Apart from the images, every record below must be given again without alteration.

↓

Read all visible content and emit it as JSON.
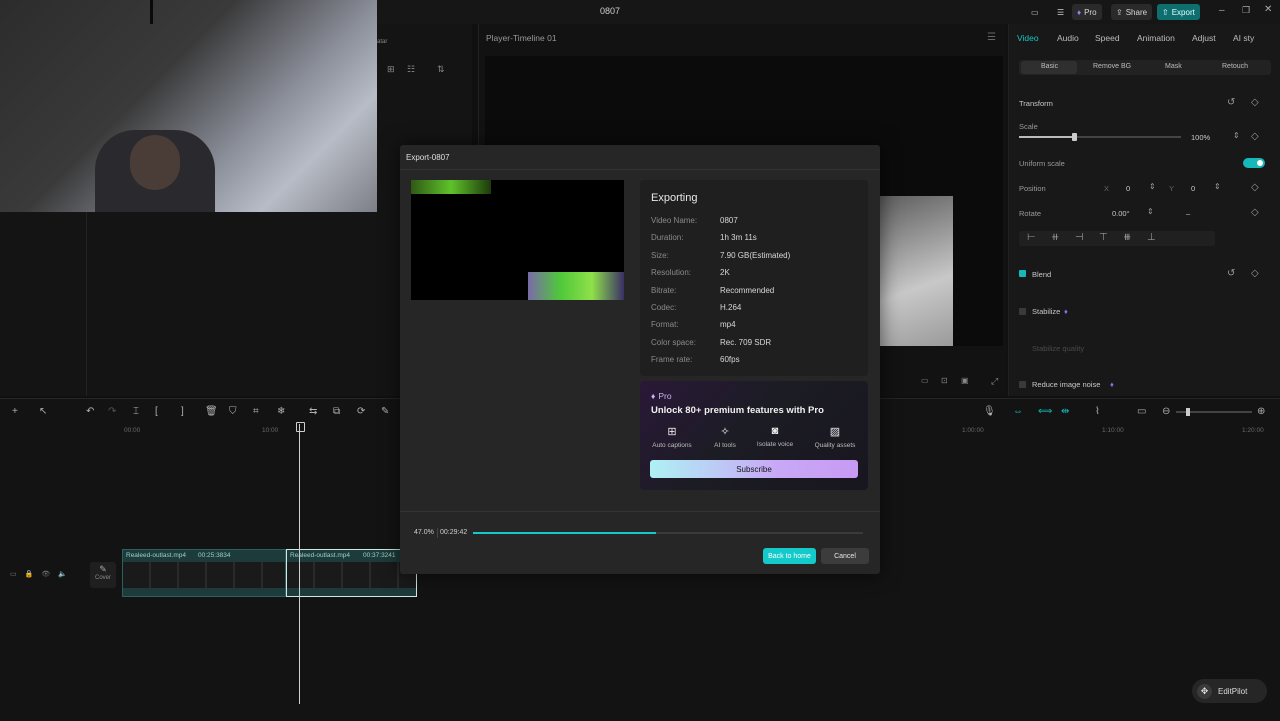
{
  "topbar": {
    "title": "0807",
    "pro_label": "Pro",
    "share_label": "Share",
    "export_label": "Export"
  },
  "player": {
    "title": "Player-Timeline 01"
  },
  "left_panel": {
    "avatar_label": "atar"
  },
  "props": {
    "tabs": [
      "Video",
      "Audio",
      "Speed",
      "Animation",
      "Adjust",
      "AI sty"
    ],
    "subtabs": [
      "Basic",
      "Remove BG",
      "Mask",
      "Retouch"
    ],
    "transform_label": "Transform",
    "scale_label": "Scale",
    "scale_value": "100%",
    "scale_level": 0.34,
    "uniform_scale_label": "Uniform scale",
    "position_label": "Position",
    "pos_x_label": "X",
    "pos_x": "0",
    "pos_y_label": "Y",
    "pos_y": "0",
    "rotate_label": "Rotate",
    "rotate_value": "0.00°",
    "rotate_dash": "–",
    "blend_label": "Blend",
    "stabilize_label": "Stabilize",
    "stabilize_sub": "Stabilize quality",
    "noise_label": "Reduce image noise"
  },
  "modal": {
    "title": "Export-0807",
    "heading": "Exporting",
    "rows": [
      {
        "k": "Video Name:",
        "v": "0807"
      },
      {
        "k": "Duration:",
        "v": "1h 3m 11s"
      },
      {
        "k": "Size:",
        "v": "7.90 GB(Estimated)"
      },
      {
        "k": "Resolution:",
        "v": "2K"
      },
      {
        "k": "Bitrate:",
        "v": "Recommended"
      },
      {
        "k": "Codec:",
        "v": "H.264"
      },
      {
        "k": "Format:",
        "v": "mp4"
      },
      {
        "k": "Color space:",
        "v": "Rec. 709 SDR"
      },
      {
        "k": "Frame rate:",
        "v": "60fps"
      }
    ],
    "pro_badge": "Pro",
    "pro_heading": "Unlock 80+ premium features with Pro",
    "features": [
      {
        "icon": "grid-icon",
        "label": "Auto captions"
      },
      {
        "icon": "magic-wand-icon",
        "label": "AI tools"
      },
      {
        "icon": "isolate-voice-icon",
        "label": "Isolate voice"
      },
      {
        "icon": "image-quality-icon",
        "label": "Quality assets"
      }
    ],
    "subscribe_label": "Subscribe",
    "progress_percent": "47.0%",
    "progress_fraction": 0.47,
    "progress_time": "00:29:42",
    "back_home_label": "Back to home",
    "cancel_label": "Cancel",
    "accent_color": "#14c9c9"
  },
  "timeline": {
    "ruler": [
      "00:00",
      "10:00",
      "1:00:00",
      "1:10:00",
      "1:20:00"
    ],
    "clips": [
      {
        "name": "Realeed-outlast.mp4",
        "duration": "00:25:3834"
      },
      {
        "name": "Realeed-outlast.mp4",
        "duration": "00:37:3241"
      }
    ],
    "cover_label": "Cover",
    "editpilot_label": "EditPilot"
  }
}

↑

| Response to the exercise |
Read all visible content and emit it as JSON.
{
  "topbar": {
    "title": "0807",
    "pro_label": "Pro",
    "share_label": "Share",
    "export_label": "Export"
  },
  "player": {
    "title": "Player-Timeline 01"
  },
  "left_panel": {
    "avatar_label": "atar"
  },
  "props": {
    "tabs": [
      "Video",
      "Audio",
      "Speed",
      "Animation",
      "Adjust",
      "AI sty"
    ],
    "subtabs": [
      "Basic",
      "Remove BG",
      "Mask",
      "Retouch"
    ],
    "transform_label": "Transform",
    "scale_label": "Scale",
    "scale_value": "100%",
    "scale_level": 0.34,
    "uniform_scale_label": "Uniform scale",
    "position_label": "Position",
    "pos_x_label": "X",
    "pos_x": "0",
    "pos_y_label": "Y",
    "pos_y": "0",
    "rotate_label": "Rotate",
    "rotate_value": "0.00°",
    "rotate_dash": "–",
    "blend_label": "Blend",
    "stabilize_label": "Stabilize",
    "stabilize_sub": "Stabilize quality",
    "noise_label": "Reduce image noise"
  },
  "modal": {
    "title": "Export-0807",
    "heading": "Exporting",
    "rows": [
      {
        "k": "Video Name:",
        "v": "0807"
      },
      {
        "k": "Duration:",
        "v": "1h 3m 11s"
      },
      {
        "k": "Size:",
        "v": "7.90 GB(Estimated)"
      },
      {
        "k": "Resolution:",
        "v": "2K"
      },
      {
        "k": "Bitrate:",
        "v": "Recommended"
      },
      {
        "k": "Codec:",
        "v": "H.264"
      },
      {
        "k": "Format:",
        "v": "mp4"
      },
      {
        "k": "Color space:",
        "v": "Rec. 709 SDR"
      },
      {
        "k": "Frame rate:",
        "v": "60fps"
      }
    ],
    "pro_badge": "Pro",
    "pro_heading": "Unlock 80+ premium features with Pro",
    "features": [
      {
        "icon": "grid-icon",
        "label": "Auto captions"
      },
      {
        "icon": "magic-wand-icon",
        "label": "AI tools"
      },
      {
        "icon": "isolate-voice-icon",
        "label": "Isolate voice"
      },
      {
        "icon": "image-quality-icon",
        "label": "Quality assets"
      }
    ],
    "subscribe_label": "Subscribe",
    "progress_percent": "47.0%",
    "progress_fraction": 0.47,
    "progress_time": "00:29:42",
    "back_home_label": "Back to home",
    "cancel_label": "Cancel",
    "accent_color": "#14c9c9"
  },
  "timeline": {
    "ruler": [
      "00:00",
      "10:00",
      "1:00:00",
      "1:10:00",
      "1:20:00"
    ],
    "clips": [
      {
        "name": "Realeed-outlast.mp4",
        "duration": "00:25:3834"
      },
      {
        "name": "Realeed-outlast.mp4",
        "duration": "00:37:3241"
      }
    ],
    "cover_label": "Cover",
    "editpilot_label": "EditPilot"
  }
}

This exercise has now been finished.